"""

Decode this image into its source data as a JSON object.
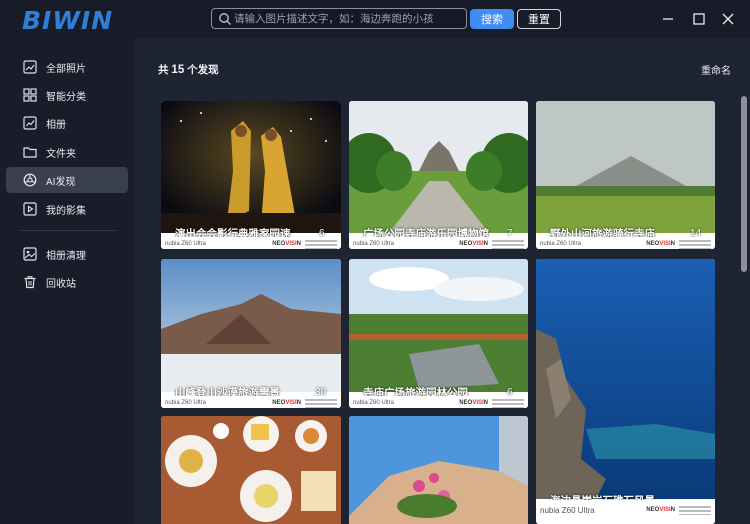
{
  "app": {
    "logo_text": "BIWIN",
    "brand_color": "#2f7fd8",
    "accent_color": "#3f8cf2"
  },
  "search": {
    "placeholder": "请输入图片描述文字，如：海边奔跑的小孩",
    "value": "",
    "search_label": "搜索",
    "reset_label": "重置"
  },
  "window_controls": [
    "minimize-icon",
    "maximize-icon",
    "close-icon"
  ],
  "sidebar": {
    "items": [
      {
        "label": "全部照片",
        "icon": "photo-icon",
        "active": false
      },
      {
        "label": "智能分类",
        "icon": "grid-icon",
        "active": false
      },
      {
        "label": "相册",
        "icon": "chart-icon",
        "active": false
      },
      {
        "label": "文件夹",
        "icon": "folder-icon",
        "active": false
      },
      {
        "label": "AI发现",
        "icon": "ai-discover-icon",
        "active": true
      },
      {
        "label": "我的影集",
        "icon": "play-icon",
        "active": false
      },
      {
        "label": "相册清理",
        "icon": "image-clean-icon",
        "active": false
      },
      {
        "label": "回收站",
        "icon": "trash-icon",
        "active": false
      }
    ]
  },
  "main": {
    "count_prefix": "共",
    "count_value": "15",
    "count_suffix": "个发现",
    "rename_label": "重命名",
    "cards": [
      {
        "name": "演出会会影行典雅家园速",
        "count": "6",
        "model": "nubia Z60 Ultra",
        "brand_prefix": "NEO",
        "brand_mid": "VISI",
        "brand_suffix": "N"
      },
      {
        "name": "广场公园寺庙游乐园博物馆",
        "count": "7",
        "model": "nubia Z60 Ultra",
        "brand_prefix": "NEO",
        "brand_mid": "VISI",
        "brand_suffix": "N"
      },
      {
        "name": "野外山河旅游骑行寺庙",
        "count": "14",
        "model": "nubia Z60 Ultra",
        "brand_prefix": "NEO",
        "brand_mid": "VISI",
        "brand_suffix": "N"
      },
      {
        "name": "山峰登山沙漠旅游雪景",
        "count": "30",
        "model": "nubia Z60 Ultra",
        "brand_prefix": "NEO",
        "brand_mid": "VISI",
        "brand_suffix": "N"
      },
      {
        "name": "寺庙广场旅游园林公园",
        "count": "6",
        "model": "nubia Z60 Ultra",
        "brand_prefix": "NEO",
        "brand_mid": "VISI",
        "brand_suffix": "N"
      },
      {
        "name": "海边悬崖岩石礁石风景",
        "count": "",
        "model": "nubia Z60 Ultra",
        "brand_prefix": "NEO",
        "brand_mid": "VISI",
        "brand_suffix": "N"
      },
      {
        "name": "",
        "count": "",
        "model": "",
        "brand_prefix": "",
        "brand_mid": "",
        "brand_suffix": ""
      },
      {
        "name": "",
        "count": "",
        "model": "",
        "brand_prefix": "",
        "brand_mid": "",
        "brand_suffix": ""
      }
    ]
  }
}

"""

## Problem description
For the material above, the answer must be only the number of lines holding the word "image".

## Result
2